We are in talks with other institutions of postsecondary education interested in partnering to offer a wider range of opportunities to our diverse student body. For us and our community, success is not defined only by college entrance and success.
Let's assume that my teachers and I are able to achieve our goal and, in fact, over 80% of our students complete their first year of postsecondary education successfully. Let's assume that this success occurs evenly amongst our diverse population.
I am sure the growth from 44% to 80% would be noted by someone. The community and the school would all be pleased and as proud of our young people as ever. The Board of Education might recognize our efforts. The news might even pick up on the story of our success.
Due of the narrowness of criteria used by organizations like U.S. News to define college readiness for their rankings, we will be listed below (far below) the larger schools in our state that offer Advanced Placement and International Baccalaureate courses.

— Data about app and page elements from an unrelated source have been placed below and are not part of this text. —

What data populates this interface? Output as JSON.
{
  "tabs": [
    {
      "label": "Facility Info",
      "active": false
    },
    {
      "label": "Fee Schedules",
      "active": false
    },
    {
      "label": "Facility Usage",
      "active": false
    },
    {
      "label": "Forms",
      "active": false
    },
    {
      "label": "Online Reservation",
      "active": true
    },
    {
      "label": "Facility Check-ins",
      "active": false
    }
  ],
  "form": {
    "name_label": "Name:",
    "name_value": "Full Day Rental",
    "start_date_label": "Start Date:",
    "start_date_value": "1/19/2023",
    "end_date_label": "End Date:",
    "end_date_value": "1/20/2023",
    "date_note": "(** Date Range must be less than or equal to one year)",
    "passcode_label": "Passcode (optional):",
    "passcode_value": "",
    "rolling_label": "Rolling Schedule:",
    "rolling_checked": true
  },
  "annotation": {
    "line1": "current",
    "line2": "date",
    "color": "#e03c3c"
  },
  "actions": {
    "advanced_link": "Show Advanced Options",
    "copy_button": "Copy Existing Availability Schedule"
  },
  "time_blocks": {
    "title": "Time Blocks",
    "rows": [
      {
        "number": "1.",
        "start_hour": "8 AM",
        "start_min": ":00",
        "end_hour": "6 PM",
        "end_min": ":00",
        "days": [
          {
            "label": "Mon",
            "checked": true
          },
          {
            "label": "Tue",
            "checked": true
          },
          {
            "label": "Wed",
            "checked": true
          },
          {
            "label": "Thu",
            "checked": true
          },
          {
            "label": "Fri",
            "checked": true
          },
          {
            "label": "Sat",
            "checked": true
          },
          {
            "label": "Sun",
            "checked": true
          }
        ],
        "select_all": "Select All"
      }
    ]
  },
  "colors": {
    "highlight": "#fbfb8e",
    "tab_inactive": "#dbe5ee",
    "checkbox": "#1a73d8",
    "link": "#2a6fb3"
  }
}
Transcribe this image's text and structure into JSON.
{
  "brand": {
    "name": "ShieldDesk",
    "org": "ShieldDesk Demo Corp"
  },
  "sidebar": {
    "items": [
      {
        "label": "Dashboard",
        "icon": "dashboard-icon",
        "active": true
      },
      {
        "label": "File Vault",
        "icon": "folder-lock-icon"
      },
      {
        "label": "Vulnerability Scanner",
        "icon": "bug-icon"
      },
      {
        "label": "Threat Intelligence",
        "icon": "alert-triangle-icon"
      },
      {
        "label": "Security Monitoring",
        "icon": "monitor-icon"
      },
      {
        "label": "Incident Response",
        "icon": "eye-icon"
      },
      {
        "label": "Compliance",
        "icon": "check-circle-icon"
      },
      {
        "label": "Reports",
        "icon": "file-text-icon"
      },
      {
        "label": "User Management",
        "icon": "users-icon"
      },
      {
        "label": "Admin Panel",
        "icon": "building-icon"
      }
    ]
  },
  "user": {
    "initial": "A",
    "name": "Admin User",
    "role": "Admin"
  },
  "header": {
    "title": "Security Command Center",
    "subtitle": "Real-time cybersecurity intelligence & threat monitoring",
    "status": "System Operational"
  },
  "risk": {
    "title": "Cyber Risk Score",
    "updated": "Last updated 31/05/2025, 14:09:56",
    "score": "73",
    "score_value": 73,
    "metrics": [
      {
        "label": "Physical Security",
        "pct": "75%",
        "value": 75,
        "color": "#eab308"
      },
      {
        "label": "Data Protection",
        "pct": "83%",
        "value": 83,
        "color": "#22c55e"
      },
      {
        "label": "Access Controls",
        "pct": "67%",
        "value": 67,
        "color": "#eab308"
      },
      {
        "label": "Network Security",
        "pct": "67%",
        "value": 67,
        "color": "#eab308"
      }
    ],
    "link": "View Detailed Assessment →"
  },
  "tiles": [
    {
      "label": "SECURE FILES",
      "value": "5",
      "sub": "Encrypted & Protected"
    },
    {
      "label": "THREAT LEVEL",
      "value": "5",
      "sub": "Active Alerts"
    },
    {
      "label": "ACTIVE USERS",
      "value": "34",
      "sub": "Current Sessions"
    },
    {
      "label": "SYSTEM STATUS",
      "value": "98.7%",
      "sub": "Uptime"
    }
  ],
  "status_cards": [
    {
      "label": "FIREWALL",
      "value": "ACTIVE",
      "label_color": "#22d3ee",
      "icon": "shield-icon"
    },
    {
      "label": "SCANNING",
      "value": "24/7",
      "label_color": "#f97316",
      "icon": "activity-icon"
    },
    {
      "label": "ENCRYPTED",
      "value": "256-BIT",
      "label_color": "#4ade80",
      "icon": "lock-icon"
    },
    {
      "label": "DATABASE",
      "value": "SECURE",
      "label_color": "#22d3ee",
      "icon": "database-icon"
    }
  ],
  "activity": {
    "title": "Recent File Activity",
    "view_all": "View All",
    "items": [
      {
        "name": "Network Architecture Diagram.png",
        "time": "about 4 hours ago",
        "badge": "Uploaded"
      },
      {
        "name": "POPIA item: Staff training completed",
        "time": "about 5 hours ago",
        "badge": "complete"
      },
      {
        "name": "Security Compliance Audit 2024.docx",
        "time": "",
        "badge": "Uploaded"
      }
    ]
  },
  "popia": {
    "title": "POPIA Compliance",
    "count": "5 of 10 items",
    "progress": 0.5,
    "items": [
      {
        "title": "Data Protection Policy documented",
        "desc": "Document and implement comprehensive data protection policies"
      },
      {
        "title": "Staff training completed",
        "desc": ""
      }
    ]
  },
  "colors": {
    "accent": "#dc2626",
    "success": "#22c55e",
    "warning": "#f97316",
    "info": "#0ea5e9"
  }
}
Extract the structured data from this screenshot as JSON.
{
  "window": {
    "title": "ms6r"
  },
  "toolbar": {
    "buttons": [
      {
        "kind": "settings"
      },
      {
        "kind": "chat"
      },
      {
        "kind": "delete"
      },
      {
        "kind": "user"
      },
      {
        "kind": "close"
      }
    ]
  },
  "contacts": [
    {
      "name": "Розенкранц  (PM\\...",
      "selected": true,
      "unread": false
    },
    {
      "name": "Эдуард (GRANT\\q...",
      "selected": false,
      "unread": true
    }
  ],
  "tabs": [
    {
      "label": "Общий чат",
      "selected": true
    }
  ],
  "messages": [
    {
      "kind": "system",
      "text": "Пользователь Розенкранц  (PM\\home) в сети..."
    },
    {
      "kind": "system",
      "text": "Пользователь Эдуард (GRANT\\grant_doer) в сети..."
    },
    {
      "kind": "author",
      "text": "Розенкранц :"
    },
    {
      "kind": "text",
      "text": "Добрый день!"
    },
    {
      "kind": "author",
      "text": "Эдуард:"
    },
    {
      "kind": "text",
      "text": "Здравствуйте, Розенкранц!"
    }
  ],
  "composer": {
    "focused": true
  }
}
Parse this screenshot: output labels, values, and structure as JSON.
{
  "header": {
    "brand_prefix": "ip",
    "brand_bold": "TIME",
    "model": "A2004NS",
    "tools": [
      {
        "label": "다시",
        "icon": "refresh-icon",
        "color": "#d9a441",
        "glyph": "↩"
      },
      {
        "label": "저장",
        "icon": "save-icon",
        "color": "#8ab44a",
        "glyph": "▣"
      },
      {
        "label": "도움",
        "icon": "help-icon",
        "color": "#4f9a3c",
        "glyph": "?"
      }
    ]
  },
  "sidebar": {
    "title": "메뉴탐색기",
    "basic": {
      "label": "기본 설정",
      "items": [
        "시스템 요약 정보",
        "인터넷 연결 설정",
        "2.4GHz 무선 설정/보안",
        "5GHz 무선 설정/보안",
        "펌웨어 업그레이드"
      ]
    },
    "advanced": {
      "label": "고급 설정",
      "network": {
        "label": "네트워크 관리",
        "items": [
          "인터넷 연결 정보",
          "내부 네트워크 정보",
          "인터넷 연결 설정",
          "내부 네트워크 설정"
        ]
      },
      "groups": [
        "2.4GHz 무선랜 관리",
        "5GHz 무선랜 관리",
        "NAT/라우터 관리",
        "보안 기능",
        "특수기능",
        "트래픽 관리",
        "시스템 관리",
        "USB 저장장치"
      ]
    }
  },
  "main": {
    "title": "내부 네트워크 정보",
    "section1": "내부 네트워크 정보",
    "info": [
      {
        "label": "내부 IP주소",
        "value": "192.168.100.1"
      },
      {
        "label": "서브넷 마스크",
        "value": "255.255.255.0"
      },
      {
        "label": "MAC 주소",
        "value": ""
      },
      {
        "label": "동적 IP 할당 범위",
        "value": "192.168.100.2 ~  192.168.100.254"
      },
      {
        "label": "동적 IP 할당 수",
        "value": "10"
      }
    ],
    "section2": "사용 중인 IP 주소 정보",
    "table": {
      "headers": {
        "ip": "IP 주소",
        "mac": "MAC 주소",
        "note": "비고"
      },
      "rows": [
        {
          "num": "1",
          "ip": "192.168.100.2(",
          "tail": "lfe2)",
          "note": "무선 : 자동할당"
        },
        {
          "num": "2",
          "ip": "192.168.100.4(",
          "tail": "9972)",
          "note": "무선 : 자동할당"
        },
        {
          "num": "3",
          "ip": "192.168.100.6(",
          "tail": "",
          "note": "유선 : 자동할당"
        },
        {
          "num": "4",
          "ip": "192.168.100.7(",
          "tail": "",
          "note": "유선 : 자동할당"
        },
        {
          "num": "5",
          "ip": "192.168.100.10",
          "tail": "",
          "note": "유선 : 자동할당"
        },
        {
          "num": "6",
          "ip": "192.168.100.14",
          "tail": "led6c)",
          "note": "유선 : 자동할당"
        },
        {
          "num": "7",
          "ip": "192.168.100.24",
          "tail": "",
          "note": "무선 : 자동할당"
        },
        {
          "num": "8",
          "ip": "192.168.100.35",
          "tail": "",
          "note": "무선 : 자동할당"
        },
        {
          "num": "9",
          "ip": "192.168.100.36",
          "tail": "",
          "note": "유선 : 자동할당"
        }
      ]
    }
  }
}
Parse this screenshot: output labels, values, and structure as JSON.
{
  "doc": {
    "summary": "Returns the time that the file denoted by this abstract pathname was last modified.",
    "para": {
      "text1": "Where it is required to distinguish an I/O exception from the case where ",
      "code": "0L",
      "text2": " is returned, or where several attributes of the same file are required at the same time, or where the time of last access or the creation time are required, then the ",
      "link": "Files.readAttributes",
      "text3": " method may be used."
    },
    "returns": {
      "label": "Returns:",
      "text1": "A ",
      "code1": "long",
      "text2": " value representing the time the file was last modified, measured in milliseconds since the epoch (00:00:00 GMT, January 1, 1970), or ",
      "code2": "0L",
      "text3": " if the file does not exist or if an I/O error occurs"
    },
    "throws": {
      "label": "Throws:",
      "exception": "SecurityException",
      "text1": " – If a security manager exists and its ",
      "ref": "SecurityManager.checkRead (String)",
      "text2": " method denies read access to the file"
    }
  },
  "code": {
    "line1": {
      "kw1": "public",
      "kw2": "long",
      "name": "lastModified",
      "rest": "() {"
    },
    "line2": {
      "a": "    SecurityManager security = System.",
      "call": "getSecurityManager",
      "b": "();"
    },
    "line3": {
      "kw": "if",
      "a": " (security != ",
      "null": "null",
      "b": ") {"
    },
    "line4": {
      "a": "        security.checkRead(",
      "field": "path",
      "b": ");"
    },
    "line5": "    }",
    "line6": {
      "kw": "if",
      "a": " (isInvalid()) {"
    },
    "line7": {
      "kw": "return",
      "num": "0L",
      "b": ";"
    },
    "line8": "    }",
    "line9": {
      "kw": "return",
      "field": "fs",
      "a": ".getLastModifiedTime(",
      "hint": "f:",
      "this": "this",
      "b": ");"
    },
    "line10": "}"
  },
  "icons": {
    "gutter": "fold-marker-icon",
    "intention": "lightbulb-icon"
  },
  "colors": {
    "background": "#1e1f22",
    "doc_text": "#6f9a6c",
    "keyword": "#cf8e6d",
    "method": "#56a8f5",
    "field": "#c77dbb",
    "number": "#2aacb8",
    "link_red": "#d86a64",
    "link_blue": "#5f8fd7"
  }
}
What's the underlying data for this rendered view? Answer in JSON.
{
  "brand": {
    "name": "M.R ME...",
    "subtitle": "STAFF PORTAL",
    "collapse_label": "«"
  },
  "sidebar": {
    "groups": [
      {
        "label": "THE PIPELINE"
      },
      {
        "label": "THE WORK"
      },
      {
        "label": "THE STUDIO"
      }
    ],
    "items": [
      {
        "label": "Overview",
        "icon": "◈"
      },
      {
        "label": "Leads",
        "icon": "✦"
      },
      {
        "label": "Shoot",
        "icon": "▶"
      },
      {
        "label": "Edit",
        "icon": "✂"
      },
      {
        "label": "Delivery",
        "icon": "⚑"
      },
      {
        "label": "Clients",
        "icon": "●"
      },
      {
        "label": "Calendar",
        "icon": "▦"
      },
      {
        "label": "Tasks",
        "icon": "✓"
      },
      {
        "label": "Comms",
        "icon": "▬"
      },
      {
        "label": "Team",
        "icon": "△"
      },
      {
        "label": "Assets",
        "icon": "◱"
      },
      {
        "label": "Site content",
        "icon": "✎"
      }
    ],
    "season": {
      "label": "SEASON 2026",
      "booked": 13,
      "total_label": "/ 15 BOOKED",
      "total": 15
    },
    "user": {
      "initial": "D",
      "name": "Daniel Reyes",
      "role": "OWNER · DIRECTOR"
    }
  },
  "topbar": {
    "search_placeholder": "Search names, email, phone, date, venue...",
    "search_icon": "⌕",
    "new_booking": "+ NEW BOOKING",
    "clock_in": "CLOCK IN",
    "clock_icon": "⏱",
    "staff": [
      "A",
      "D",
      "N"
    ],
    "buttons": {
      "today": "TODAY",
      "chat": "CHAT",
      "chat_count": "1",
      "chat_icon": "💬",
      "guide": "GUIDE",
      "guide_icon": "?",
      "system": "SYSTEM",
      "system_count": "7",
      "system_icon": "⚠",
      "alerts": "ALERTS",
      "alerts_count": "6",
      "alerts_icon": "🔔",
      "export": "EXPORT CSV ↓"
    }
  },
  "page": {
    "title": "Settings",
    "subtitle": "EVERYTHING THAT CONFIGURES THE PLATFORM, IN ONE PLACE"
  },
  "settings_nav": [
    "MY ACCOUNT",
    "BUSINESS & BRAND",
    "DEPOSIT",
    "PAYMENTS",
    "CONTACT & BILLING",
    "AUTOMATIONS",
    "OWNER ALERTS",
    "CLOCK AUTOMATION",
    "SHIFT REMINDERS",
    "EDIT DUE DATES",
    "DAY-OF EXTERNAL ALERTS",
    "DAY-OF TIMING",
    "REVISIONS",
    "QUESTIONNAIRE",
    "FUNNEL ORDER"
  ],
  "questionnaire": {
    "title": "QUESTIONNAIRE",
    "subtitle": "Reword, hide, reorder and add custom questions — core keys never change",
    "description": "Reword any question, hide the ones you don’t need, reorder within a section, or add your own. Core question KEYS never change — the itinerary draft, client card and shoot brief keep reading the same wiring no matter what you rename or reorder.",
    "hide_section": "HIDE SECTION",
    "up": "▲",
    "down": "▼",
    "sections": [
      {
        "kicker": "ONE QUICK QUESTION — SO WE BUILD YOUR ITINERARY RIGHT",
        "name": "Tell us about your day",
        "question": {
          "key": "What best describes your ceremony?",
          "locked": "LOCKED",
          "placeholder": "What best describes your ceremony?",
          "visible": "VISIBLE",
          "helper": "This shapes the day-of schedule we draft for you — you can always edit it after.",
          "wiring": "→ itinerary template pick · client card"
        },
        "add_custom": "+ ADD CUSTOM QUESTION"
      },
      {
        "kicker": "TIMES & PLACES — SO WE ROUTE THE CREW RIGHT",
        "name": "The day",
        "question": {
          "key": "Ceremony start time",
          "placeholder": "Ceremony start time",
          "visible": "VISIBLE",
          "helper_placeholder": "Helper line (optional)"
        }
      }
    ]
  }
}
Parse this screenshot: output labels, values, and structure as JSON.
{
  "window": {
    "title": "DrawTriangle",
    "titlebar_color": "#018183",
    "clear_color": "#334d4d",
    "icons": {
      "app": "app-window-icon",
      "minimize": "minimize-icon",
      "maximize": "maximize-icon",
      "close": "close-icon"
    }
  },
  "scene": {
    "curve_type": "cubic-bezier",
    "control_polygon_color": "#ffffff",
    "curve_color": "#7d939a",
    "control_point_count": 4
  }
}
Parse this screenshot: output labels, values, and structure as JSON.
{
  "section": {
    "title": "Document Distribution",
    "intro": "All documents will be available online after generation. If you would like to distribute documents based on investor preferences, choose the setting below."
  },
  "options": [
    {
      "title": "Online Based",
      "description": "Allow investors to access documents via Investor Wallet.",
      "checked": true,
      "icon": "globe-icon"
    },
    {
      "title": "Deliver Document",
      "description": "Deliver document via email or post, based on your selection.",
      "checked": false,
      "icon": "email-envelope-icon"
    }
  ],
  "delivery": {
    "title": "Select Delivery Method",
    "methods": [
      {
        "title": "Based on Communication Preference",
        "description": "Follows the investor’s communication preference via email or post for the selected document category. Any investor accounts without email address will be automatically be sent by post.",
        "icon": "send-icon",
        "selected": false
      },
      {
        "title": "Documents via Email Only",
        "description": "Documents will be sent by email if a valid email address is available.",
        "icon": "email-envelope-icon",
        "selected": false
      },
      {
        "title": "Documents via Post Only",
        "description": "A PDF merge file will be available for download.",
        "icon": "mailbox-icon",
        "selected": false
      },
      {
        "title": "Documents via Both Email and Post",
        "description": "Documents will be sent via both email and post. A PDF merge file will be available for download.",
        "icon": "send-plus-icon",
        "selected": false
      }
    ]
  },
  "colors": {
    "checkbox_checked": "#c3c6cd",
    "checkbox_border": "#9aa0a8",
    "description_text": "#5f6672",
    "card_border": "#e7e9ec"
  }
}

In the end, I don't care to make it onto these lists; that's not my point. Rather, my hope is that by telling my school's story, and by sharing the methods behind how these lists are compiled, we might start a conversation about the metrics being used to evaluate the success of our schools.
After all, should schools be assessed by the number of students whom are successful at scoring well on complex tests? Or, should they be assessed by the number of students whom are successful at actually completing their postsecondary goals?
Isn't it time that we find a new metric for high school success?